General Tips Tables have HEADINGS, figures have CAPTIONS!! Footnotes under tables are okay. Headings and captions should be concise and precise, not long narratives. Dont extend beyond the boundaries of the table or figure itself. Make sure that units are included in columns or rows of tables and axes of figures. Units in tables, figures and text should be the same. Describe your tables and figures in the text of the report
Apparatus Figure Clear and easy to read (clean it up if it is blurry) Include easy to read labels Keep all of figure and accompanying labels within the margins of the rest of the report Make figures attractive, visually appealing Use same font as in text. You can italicize or SLIGHTLY change font size if necessary. Describe your figure in the text of the report Figure 1: Glass PTx Apparatus Giles, Wilson, and Wilding, J. Chem. Eng. Data, 41: (1996)
Data Figures Use symbols for data, lines for correlations/fits Dont connect data points with lines (usually) Be sure to include a legend Label axes and include units Place tic marks on both sides to improve readability Use symbols and curves that are easy to distinguish for multiple data sets on one graph Different colors often dont show up well in B&W Beware of the multiple axis labels in Mathcad In general, Mathcad plots are not acceptable Watch the scale of the plots. Make certain than scale is mentioned in the text if it is possible that the reader can be confused or deceived. Limits on axes (possible to see trend that doesnt exist or vice-versa depending on scale) There may be good reason to present data using a particular scale To compare magnitudes to other data To show trends in the data, etc. Figure 2.Flame angle in degrees varying with wind speed in both species

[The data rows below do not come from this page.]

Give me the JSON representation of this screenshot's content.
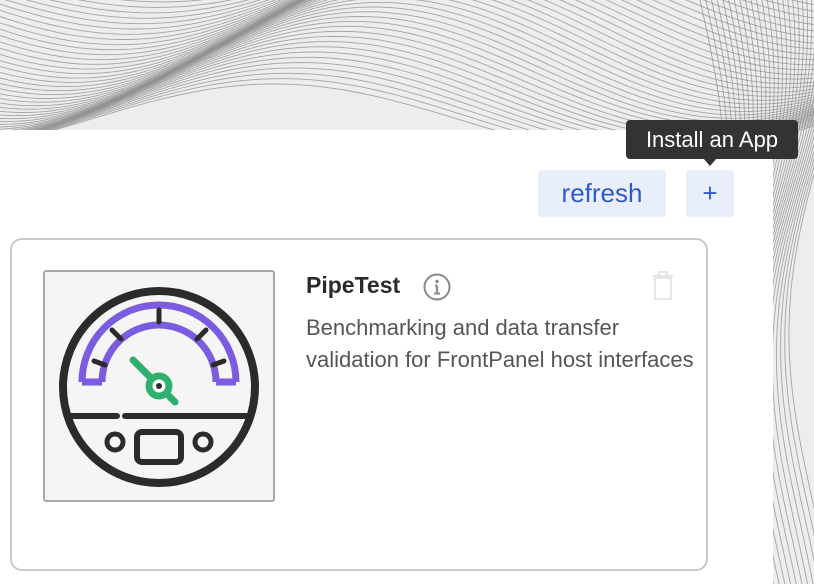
{
  "toolbar": {
    "refresh_label": "refresh",
    "install_label": "+",
    "install_tooltip": "Install an App"
  },
  "apps": [
    {
      "name": "PipeTest",
      "description": "Benchmarking and data transfer validation for FrontPanel host interfaces",
      "icon": "gauge-icon"
    }
  ],
  "colors": {
    "button_bg": "#e8effb",
    "button_text": "#2f5bc9",
    "tooltip_bg": "#333333",
    "gauge_arc": "#7b5ce0",
    "gauge_needle": "#2fb06e"
  }
}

TABLES Use gridlines judiciously Heading goes above the table Include the units P/kPa t/°Cmeascorr%dev P/kPa t/°Cmeascorr%dev Table 10. Results of Vapor Pressure Measurements for 3-Chloro-1,2- propanediol
Be Truthful in Graphing Every time you graph data, you have to select how to present the data You can present data in a way that is misleading. All graphs are a lie Andy Sleepers, How to Lie with Statistical Graphics, Proceedings from the 2006 Crystal Ball User Conference This author says that the portrait is merely a collection of dots, leading us to believe that it is of a boat …
FILTERING Almost every time you present data in graphical form, you have to filter the data. Integrity in graphing means the conclusions drawn from the graph are consistent with the true cause and effect relationship in the physical system.
Example of a Graph Lacking Integrity Difference between the measured and average (15 °C) surface temperature of the Earth Baseline? Is +1.0 twice as hot as +0.5? Colors?
A Better Graph Same data as before. Can accurately assess real trends What filtering is done? Did the filtering alter the conclusions?
A Graph with more Integrity Longer time period Can see multiple Ice Ages/Warming Periods Allows the reading to put current trends in perspective.
Tips for Graphical Integrity Avoid the use of round or other non-rectangular shapes to represent the data, because it is hard to perceive the data values accurately This includes pie charts, bubble charts, and many others. Avoid art in graphs. Also, beware of 3-D graphs Avoid cluttering graphs. Choose colors with care, considering possible emotional reactions of viewers. Reserve red for bad things. Filter the data enough to show important patterns; do not filter so much that the graph takes the data out of context. Aggregate the data enough to reveal patterns between groups; do not aggregate so much that important patterns are hidden within groups. Change the format or aspect ratio of the plot to bank lines to 45°. At this angle, viewers are the most sensitive to changes in line slope.